OPINION: It seems very basic to point out that you can’t judge something by its appearance, particularly here in New Zealand, where we do a nice line in hidden delights.
If you’d never seen Vegemite before, would you even think it was a thing to be ingested, let alone something delicious?
Would you choose a Ginger Nut to dunk in your tea over its comely Australian cousin the Tim Tam, if you had no knowledge of the ginger one’s utter superiority for the task? And yet we do, as humans, jump to judgment, every day.
So it was not with surprise, but with a sad nod of the head, that we learned this week the rate at which parents are turning up their noses at “ugly” schools.
* Hamilton school’s ERO report highlights levels of disparity, students not achieving
* More than 70 schools now challenging the Government’s NCEA review process
* Do Auckland school principals’ concerns reflect the whole country?
A Cabinet paper shows that the look of school buildings and their grounds, could be affecting enrolments much more than previously suspected. The better the look, the bigger the roll – the ugly duckling schools are being passed over before the cut of their teaching cloth is even able to be tested.
It sounds shallow, but looks matter. My kids both went to a suburban state primary school where classrooms were dotted among mature trees, and a stream ran through the middle of the junior and senior campuses, linked by a whimsical bridge suspended in the bush. We immediately thought our kids would be happy there. It looked like a kids’ paradise, and it was.
But you can’t always depend on the look of the thing. Years later, we showed our daughter around a posh girls’ college, where each ivy-covered building was flasher than the next. We were a touch entranced by the fancy-pants features of the place – but it let our girl down when it counted, and she lasted less than a year.
The rest of her high school years were spent at the large state girls’ school down the road. The point was not lost on me then – if we’d matched our kid to the philosophy of the school a bit more closely, we could have avoided all that trouble.
Judging the book by its cover has led to some schools bleeding student numbers, while their better-looking neighbour schools hoover up the enrolments and end up bursting at the seams.
Education Minister Chris Hipkins has put forward a variety of fixes. A minimum standard for the “visual environment” of schools. Some schools would need a tart-up. Some would need new buildings. After more than a decade starved of funds for capital expenditure, there’s likely to be much more of the latter than the former.
South Wellington Intermediate School is one of those. Principal Traci Liddall was annoyed on Monday when she heard Hipkins tell media that school buildings are not dangerous “otherwise kids wouldn’t be in them.”
“Come and sit in Room One, I wanted to tell him.” Room One is the classroom at WSIS where the bucket is needed whenever it rains.
“It’s hard to know whether kids are getting sick at home or at school, whether it’s better here, or exacerbating their problems,” she says.

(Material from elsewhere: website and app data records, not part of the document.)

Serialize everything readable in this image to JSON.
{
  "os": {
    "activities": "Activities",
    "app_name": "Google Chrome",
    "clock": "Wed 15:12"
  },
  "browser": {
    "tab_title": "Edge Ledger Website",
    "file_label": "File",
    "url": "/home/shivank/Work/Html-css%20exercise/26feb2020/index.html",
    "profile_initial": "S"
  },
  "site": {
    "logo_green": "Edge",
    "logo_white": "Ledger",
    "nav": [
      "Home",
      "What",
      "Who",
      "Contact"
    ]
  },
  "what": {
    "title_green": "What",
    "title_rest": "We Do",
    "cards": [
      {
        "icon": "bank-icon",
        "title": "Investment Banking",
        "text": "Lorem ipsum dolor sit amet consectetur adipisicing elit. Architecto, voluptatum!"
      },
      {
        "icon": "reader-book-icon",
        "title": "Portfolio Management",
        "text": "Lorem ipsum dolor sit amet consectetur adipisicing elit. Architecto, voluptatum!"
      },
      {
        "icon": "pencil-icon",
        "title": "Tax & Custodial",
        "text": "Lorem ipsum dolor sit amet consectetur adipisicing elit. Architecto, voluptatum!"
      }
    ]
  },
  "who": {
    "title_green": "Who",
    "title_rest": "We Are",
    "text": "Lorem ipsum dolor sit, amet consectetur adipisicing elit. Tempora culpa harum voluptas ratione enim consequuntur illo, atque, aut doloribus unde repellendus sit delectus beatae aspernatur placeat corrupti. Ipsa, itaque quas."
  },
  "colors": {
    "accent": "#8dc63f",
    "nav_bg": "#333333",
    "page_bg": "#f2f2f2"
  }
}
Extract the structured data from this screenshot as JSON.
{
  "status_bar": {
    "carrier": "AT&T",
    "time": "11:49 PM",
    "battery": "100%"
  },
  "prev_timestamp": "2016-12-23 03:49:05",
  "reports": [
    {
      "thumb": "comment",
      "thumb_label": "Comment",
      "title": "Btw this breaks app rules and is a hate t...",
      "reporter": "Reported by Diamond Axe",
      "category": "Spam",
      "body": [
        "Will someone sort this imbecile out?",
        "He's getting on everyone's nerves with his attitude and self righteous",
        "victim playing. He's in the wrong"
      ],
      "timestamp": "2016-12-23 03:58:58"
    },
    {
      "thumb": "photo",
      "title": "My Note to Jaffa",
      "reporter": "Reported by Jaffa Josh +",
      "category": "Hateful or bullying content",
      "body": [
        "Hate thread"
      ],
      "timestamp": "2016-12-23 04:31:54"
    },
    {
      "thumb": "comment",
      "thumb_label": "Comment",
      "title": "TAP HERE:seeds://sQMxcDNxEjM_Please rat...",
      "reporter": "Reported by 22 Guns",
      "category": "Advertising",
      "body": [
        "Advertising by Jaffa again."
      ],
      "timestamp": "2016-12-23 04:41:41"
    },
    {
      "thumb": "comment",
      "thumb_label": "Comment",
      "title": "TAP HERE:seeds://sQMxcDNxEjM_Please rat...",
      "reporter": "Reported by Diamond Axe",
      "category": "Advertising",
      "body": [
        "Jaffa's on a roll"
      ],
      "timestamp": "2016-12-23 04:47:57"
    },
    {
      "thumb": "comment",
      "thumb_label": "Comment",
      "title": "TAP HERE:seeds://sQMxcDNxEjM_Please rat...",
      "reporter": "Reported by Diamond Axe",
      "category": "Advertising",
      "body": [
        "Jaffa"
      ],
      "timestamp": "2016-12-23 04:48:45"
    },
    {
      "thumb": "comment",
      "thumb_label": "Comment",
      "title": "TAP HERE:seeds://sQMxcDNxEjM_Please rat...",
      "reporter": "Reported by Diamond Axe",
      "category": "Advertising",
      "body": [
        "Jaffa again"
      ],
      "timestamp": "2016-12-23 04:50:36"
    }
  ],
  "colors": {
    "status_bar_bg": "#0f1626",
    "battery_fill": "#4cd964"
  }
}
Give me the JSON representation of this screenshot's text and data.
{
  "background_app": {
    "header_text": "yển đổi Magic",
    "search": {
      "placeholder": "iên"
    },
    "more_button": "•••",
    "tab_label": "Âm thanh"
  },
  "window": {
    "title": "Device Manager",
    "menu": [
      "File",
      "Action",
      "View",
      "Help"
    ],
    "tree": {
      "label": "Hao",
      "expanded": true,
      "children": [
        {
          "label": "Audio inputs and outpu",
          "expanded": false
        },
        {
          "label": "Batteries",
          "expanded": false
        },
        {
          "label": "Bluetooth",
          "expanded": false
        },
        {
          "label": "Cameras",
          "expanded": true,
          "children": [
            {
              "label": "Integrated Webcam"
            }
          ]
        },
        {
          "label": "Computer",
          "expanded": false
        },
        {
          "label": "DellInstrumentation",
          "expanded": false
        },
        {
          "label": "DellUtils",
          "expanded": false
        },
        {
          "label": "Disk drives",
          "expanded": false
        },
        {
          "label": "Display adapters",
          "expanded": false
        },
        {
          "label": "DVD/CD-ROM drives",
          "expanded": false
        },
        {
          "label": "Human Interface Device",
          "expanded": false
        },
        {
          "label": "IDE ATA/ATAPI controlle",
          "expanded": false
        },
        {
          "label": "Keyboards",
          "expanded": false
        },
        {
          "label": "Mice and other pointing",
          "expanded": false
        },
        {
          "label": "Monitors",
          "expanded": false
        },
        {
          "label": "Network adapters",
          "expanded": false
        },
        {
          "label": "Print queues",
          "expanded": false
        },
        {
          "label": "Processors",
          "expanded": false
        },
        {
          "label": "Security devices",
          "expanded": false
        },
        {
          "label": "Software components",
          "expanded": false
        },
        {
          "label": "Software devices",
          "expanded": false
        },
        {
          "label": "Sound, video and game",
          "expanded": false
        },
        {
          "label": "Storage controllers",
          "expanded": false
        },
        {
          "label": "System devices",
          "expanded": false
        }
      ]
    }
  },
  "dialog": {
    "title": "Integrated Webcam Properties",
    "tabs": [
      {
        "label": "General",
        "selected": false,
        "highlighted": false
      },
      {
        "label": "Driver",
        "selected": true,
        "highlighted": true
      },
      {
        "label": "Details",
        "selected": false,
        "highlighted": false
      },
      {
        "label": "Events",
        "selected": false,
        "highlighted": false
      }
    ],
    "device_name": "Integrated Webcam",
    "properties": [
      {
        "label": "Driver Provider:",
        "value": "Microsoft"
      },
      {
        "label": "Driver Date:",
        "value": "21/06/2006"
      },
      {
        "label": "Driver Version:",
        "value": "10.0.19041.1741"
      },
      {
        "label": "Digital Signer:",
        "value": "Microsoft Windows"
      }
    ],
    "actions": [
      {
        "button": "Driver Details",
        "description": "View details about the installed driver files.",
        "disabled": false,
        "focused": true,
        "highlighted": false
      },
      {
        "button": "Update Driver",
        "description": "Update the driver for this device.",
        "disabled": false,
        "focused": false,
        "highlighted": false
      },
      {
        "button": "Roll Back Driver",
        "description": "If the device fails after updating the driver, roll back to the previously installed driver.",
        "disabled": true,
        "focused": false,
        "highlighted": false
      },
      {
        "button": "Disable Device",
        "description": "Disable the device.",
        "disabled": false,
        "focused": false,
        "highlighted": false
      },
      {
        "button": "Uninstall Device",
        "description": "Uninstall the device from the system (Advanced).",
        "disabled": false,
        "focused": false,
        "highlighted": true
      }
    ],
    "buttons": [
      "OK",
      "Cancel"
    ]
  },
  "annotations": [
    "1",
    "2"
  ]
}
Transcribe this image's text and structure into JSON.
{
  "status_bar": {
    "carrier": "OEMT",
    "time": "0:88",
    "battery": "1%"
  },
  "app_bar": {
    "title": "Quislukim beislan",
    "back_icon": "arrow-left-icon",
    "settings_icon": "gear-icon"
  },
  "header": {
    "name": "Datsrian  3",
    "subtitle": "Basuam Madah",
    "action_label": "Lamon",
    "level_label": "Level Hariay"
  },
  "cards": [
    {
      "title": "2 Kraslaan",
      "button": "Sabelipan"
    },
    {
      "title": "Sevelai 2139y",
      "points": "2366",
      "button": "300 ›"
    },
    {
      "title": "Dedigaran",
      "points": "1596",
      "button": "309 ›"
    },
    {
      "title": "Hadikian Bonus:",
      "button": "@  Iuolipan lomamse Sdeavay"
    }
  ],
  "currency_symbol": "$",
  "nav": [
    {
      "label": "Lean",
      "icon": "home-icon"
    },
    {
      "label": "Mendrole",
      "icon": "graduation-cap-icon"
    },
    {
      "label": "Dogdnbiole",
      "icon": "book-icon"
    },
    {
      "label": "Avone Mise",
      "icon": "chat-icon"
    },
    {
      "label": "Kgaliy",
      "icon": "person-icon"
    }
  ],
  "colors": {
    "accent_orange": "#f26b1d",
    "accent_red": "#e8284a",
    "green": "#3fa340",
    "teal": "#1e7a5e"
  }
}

Traci’s list of “capex” (capital expenditure) needs is long, and by half way through we are both laughing despite ourselves at the absurdity of it all. The building is a 1947 Brutalist original, a two-storey concrete slab design. There’s $500,000 earmarked from the Ministry to replace the roof – but the tender has come in at $900,000.
The original cast iron pipes are rusting from the inside and can’t be replaced without pulling the concrete floor up. The classrooms are cold because the 1940s radiator system is shot. Teachers must build in extra time for the boys to go to the toilet, with one of the toilet blocks is permanently padlocked for reasons you don’t even want to hear about over your Weetbix on a Sunday morning (but it has to do with the 70 year-old urinals.)
The school’s maintenance budget is gone by the end of term one every year. The only reasonable solution would be to pull the building down and start again.
South Wellington Intermediate is not lacking students – it’s currently at 108 per cent capacity, but when I asked Traci whether she’s ever had parents go elsewhere because of the state of the school she says, “Oh yes. I talked to a family last week whose girl was keen to come here. After we’d had a cup of tea and a chat in the yard, I heard the girl say “it looks like s… Dad.”
She presumes they’ll be going elsewhere.
Traci has cautious optimism for the future. The re-roofing project has been put on hold and $30,000 extra promised for a thorough investigation into the schools’ needs.
Down the road at Ridgway – a full primary school with 220 students – Principal Kathryn Smith also battles the decay every day, but like Lidall, is starting to feel positive about the future.
“When I heard that story, I did feel it described us,” she says, of the idea that families might pass them over for looks.
“When people look at our school they don’t see the amazing work our kids are doing. They drive past and they see the crumbling buildings. But our kids are achieving as well as any in the country.
“We’re feeling pretty positive that it’s our turn now.”
These are just two schools among thousands across the country, but the likelihood is that a quick make-over won’t be enough for many. Like a home renovator pulling down the first wall and discovering borer, The Education Minister is about to find out the extent of the rot in our state schools’ physical environments.